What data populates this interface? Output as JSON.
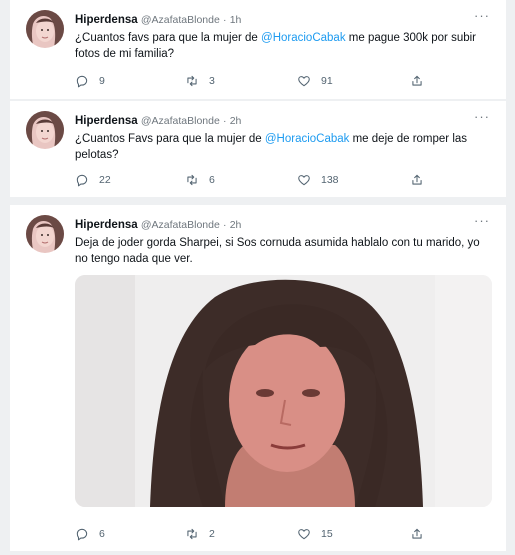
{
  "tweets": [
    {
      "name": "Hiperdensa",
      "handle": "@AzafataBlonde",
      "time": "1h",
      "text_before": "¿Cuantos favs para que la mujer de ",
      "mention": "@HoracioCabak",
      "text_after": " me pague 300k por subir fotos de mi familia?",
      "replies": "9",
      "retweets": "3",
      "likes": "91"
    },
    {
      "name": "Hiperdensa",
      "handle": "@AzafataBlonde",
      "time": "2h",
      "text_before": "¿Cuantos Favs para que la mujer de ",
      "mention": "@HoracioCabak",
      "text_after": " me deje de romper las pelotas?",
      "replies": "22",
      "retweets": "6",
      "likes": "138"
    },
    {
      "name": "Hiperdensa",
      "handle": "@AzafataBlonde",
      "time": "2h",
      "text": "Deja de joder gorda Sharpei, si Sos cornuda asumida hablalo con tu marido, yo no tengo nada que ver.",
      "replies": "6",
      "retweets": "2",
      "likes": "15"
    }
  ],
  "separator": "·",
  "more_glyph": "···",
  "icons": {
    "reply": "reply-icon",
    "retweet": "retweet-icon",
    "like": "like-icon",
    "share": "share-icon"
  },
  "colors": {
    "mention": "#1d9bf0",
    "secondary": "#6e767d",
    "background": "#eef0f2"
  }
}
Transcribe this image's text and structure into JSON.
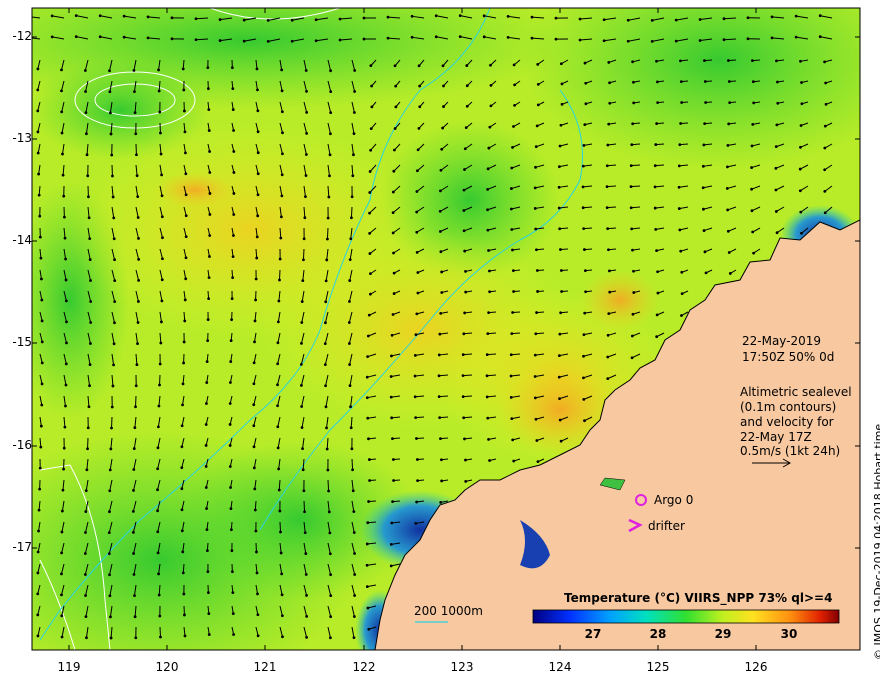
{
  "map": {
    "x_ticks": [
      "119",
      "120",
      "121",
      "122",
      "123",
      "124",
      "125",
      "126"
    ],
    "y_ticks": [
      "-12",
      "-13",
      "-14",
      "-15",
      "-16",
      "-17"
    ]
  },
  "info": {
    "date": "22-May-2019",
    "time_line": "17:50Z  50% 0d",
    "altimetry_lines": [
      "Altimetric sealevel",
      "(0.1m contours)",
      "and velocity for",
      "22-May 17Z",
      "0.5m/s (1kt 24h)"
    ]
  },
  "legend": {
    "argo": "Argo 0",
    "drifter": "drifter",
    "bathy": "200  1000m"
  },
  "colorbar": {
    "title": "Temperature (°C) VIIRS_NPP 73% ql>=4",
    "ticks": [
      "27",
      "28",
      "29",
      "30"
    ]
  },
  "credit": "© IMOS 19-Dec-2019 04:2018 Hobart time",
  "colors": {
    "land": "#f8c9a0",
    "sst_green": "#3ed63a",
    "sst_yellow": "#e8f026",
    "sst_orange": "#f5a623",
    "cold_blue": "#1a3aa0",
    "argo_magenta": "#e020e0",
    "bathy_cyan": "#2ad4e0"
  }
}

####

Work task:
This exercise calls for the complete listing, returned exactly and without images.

Exercise result:
What data populates this interface? Output as JSON.
{
  "tweets": [
    {
      "name": "Hiperdensa",
      "handle": "@AzafataBlonde",
      "time": "1h",
      "text_before": "¿Cuantos favs para que la mujer de ",
      "mention": "@HoracioCabak",
      "text_after": " me pague 300k por subir fotos de mi familia?",
      "replies": "9",
      "retweets": "3",
      "likes": "91"
    },
    {
      "name": "Hiperdensa",
      "handle": "@AzafataBlonde",
      "time": "2h",
      "text_before": "¿Cuantos Favs para que la mujer de ",
      "mention": "@HoracioCabak",
      "text_after": " me deje de romper las pelotas?",
      "replies": "22",
      "retweets": "6",
      "likes": "138"
    },
    {
      "name": "Hiperdensa",
      "handle": "@AzafataBlonde",
      "time": "2h",
      "text": "Deja de joder gorda Sharpei, si Sos cornuda asumida hablalo con tu marido, yo no tengo nada que ver.",
      "replies": "6",
      "retweets": "2",
      "likes": "15"
    }
  ],
  "separator": "·",
  "more_glyph": "···",
  "icons": {
    "reply": "reply-icon",
    "retweet": "retweet-icon",
    "like": "like-icon",
    "share": "share-icon"
  },
  "colors": {
    "mention": "#1d9bf0",
    "secondary": "#6e767d",
    "background": "#eef0f2"
  }
}
Transcribe this image's text and structure into JSON.
{
  "map": {
    "x_ticks": [
      "119",
      "120",
      "121",
      "122",
      "123",
      "124",
      "125",
      "126"
    ],
    "y_ticks": [
      "-12",
      "-13",
      "-14",
      "-15",
      "-16",
      "-17"
    ]
  },
  "info": {
    "date": "22-May-2019",
    "time_line": "17:50Z  50% 0d",
    "altimetry_lines": [
      "Altimetric sealevel",
      "(0.1m contours)",
      "and velocity for",
      "22-May 17Z",
      "0.5m/s (1kt 24h)"
    ]
  },
  "legend": {
    "argo": "Argo 0",
    "drifter": "drifter",
    "bathy": "200  1000m"
  },
  "colorbar": {
    "title": "Temperature (°C) VIIRS_NPP 73% ql>=4",
    "ticks": [
      "27",
      "28",
      "29",
      "30"
    ]
  },
  "credit": "© IMOS 19-Dec-2019 04:2018 Hobart time",
  "colors": {
    "land": "#f8c9a0",
    "sst_green": "#3ed63a",
    "sst_yellow": "#e8f026",
    "sst_orange": "#f5a623",
    "cold_blue": "#1a3aa0",
    "argo_magenta": "#e020e0",
    "bathy_cyan": "#2ad4e0"
  }
}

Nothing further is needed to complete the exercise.